**Instructions to follow:** The answer is to be the data below, written out in full and exactly.

Stored items from a collection:
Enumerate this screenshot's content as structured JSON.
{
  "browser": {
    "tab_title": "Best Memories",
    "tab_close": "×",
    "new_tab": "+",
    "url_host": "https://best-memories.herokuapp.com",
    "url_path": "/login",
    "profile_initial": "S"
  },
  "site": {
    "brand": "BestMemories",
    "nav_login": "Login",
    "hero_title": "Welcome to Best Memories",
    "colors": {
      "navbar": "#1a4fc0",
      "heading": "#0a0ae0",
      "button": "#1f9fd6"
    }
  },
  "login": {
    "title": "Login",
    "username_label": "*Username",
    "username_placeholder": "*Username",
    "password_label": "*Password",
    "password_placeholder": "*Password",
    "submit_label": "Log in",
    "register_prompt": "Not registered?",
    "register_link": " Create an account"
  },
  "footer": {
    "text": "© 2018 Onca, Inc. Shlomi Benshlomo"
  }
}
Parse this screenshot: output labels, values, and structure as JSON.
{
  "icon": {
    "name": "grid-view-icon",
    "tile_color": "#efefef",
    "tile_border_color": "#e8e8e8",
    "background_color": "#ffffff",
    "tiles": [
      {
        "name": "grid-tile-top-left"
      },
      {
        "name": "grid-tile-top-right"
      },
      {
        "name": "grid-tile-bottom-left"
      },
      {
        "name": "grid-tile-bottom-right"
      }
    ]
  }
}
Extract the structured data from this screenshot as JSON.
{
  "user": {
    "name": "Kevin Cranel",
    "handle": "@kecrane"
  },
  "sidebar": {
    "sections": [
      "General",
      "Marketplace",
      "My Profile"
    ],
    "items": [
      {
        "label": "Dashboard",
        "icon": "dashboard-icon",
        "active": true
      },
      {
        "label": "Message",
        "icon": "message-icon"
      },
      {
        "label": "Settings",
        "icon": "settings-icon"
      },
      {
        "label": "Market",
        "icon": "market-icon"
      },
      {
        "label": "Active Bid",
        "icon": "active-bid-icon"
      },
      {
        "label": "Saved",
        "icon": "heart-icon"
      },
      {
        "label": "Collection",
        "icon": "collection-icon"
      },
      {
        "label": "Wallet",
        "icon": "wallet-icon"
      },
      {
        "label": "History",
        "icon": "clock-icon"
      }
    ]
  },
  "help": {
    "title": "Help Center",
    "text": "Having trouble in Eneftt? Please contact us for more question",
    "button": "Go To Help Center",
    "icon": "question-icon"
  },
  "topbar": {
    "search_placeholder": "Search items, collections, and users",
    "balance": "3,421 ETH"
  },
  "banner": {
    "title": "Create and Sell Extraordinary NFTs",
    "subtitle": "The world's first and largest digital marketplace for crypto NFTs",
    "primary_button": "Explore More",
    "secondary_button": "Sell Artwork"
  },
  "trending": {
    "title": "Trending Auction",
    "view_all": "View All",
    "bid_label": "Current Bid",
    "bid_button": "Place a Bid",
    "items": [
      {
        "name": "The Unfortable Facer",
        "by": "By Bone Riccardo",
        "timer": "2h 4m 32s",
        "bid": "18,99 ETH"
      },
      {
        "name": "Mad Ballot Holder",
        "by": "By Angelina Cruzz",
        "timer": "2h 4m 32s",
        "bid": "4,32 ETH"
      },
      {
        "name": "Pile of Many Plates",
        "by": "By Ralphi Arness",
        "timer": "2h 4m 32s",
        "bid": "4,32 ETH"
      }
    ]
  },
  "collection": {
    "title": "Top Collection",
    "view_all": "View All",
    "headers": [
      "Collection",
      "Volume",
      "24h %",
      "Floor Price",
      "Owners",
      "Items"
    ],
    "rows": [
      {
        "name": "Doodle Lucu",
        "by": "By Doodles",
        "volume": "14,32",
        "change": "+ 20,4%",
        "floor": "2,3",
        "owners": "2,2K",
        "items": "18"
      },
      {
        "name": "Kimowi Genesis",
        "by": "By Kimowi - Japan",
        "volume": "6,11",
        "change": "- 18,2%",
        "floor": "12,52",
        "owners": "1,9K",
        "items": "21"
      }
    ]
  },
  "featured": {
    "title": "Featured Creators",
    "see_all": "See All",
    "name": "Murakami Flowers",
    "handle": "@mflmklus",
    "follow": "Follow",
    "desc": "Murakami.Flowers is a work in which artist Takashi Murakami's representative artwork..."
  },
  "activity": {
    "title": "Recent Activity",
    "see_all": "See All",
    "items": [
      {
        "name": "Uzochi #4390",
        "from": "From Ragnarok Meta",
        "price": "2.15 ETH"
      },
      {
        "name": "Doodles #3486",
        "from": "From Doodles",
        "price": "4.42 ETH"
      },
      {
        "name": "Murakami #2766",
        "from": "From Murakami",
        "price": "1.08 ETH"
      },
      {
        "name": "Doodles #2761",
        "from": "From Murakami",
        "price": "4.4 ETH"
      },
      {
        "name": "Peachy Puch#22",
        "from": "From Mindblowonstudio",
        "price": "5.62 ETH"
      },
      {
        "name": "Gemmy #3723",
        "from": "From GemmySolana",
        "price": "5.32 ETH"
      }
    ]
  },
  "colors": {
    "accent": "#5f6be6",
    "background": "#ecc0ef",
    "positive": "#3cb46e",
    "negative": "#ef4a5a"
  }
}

**Written response:**
Enumerate this screenshot's content as structured JSON.
{
  "browser": {
    "tab_title": "Best Memories",
    "tab_close": "×",
    "new_tab": "+",
    "url_host": "https://best-memories.herokuapp.com",
    "url_path": "/login",
    "profile_initial": "S"
  },
  "site": {
    "brand": "BestMemories",
    "nav_login": "Login",
    "hero_title": "Welcome to Best Memories",
    "colors": {
      "navbar": "#1a4fc0",
      "heading": "#0a0ae0",
      "button": "#1f9fd6"
    }
  },
  "login": {
    "title": "Login",
    "username_label": "*Username",
    "username_placeholder": "*Username",
    "password_label": "*Password",
    "password_placeholder": "*Password",
    "submit_label": "Log in",
    "register_prompt": "Not registered?",
    "register_link": " Create an account"
  },
  "footer": {
    "text": "© 2018 Onca, Inc. Shlomi Benshlomo"
  }
}
Parse this screenshot: output labels, values, and structure as JSON.
{
  "icon": {
    "name": "grid-view-icon",
    "tile_color": "#efefef",
    "tile_border_color": "#e8e8e8",
    "background_color": "#ffffff",
    "tiles": [
      {
        "name": "grid-tile-top-left"
      },
      {
        "name": "grid-tile-top-right"
      },
      {
        "name": "grid-tile-bottom-left"
      },
      {
        "name": "grid-tile-bottom-right"
      }
    ]
  }
}
Extract the structured data from this screenshot as JSON.
{
  "user": {
    "name": "Kevin Cranel",
    "handle": "@kecrane"
  },
  "sidebar": {
    "sections": [
      "General",
      "Marketplace",
      "My Profile"
    ],
    "items": [
      {
        "label": "Dashboard",
        "icon": "dashboard-icon",
        "active": true
      },
      {
        "label": "Message",
        "icon": "message-icon"
      },
      {
        "label": "Settings",
        "icon": "settings-icon"
      },
      {
        "label": "Market",
        "icon": "market-icon"
      },
      {
        "label": "Active Bid",
        "icon": "active-bid-icon"
      },
      {
        "label": "Saved",
        "icon": "heart-icon"
      },
      {
        "label": "Collection",
        "icon": "collection-icon"
      },
      {
        "label": "Wallet",
        "icon": "wallet-icon"
      },
      {
        "label": "History",
        "icon": "clock-icon"
      }
    ]
  },
  "help": {
    "title": "Help Center",
    "text": "Having trouble in Eneftt? Please contact us for more question",
    "button": "Go To Help Center",
    "icon": "question-icon"
  },
  "topbar": {
    "search_placeholder": "Search items, collections, and users",
    "balance": "3,421 ETH"
  },
  "banner": {
    "title": "Create and Sell Extraordinary NFTs",
    "subtitle": "The world's first and largest digital marketplace for crypto NFTs",
    "primary_button": "Explore More",
    "secondary_button": "Sell Artwork"
  },
  "trending": {
    "title": "Trending Auction",
    "view_all": "View All",
    "bid_label": "Current Bid",
    "bid_button": "Place a Bid",
    "items": [
      {
        "name": "The Unfortable Facer",
        "by": "By Bone Riccardo",
        "timer": "2h 4m 32s",
        "bid": "18,99 ETH"
      },
      {
        "name": "Mad Ballot Holder",
        "by": "By Angelina Cruzz",
        "timer": "2h 4m 32s",
        "bid": "4,32 ETH"
      },
      {
        "name": "Pile of Many Plates",
        "by": "By Ralphi Arness",
        "timer": "2h 4m 32s",
        "bid": "4,32 ETH"
      }
    ]
  },
  "collection": {
    "title": "Top Collection",
    "view_all": "View All",
    "headers": [
      "Collection",
      "Volume",
      "24h %",
      "Floor Price",
      "Owners",
      "Items"
    ],
    "rows": [
      {
        "name": "Doodle Lucu",
        "by": "By Doodles",
        "volume": "14,32",
        "change": "+ 20,4%",
        "floor": "2,3",
        "owners": "2,2K",
        "items": "18"
      },
      {
        "name": "Kimowi Genesis",
        "by": "By Kimowi - Japan",
        "volume": "6,11",
        "change": "- 18,2%",
        "floor": "12,52",
        "owners": "1,9K",
        "items": "21"
      }
    ]
  },
  "featured": {
    "title": "Featured Creators",
    "see_all": "See All",
    "name": "Murakami Flowers",
    "handle": "@mflmklus",
    "follow": "Follow",
    "desc": "Murakami.Flowers is a work in which artist Takashi Murakami's representative artwork..."
  },
  "activity": {
    "title": "Recent Activity",
    "see_all": "See All",
    "items": [
      {
        "name": "Uzochi #4390",
        "from": "From Ragnarok Meta",
        "price": "2.15 ETH"
      },
      {
        "name": "Doodles #3486",
        "from": "From Doodles",
        "price": "4.42 ETH"
      },
      {
        "name": "Murakami #2766",
        "from": "From Murakami",
        "price": "1.08 ETH"
      },
      {
        "name": "Doodles #2761",
        "from": "From Murakami",
        "price": "4.4 ETH"
      },
      {
        "name": "Peachy Puch#22",
        "from": "From Mindblowonstudio",
        "price": "5.62 ETH"
      },
      {
        "name": "Gemmy #3723",
        "from": "From GemmySolana",
        "price": "5.32 ETH"
      }
    ]
  },
  "colors": {
    "accent": "#5f6be6",
    "background": "#ecc0ef",
    "positive": "#3cb46e",
    "negative": "#ef4a5a"
  }
}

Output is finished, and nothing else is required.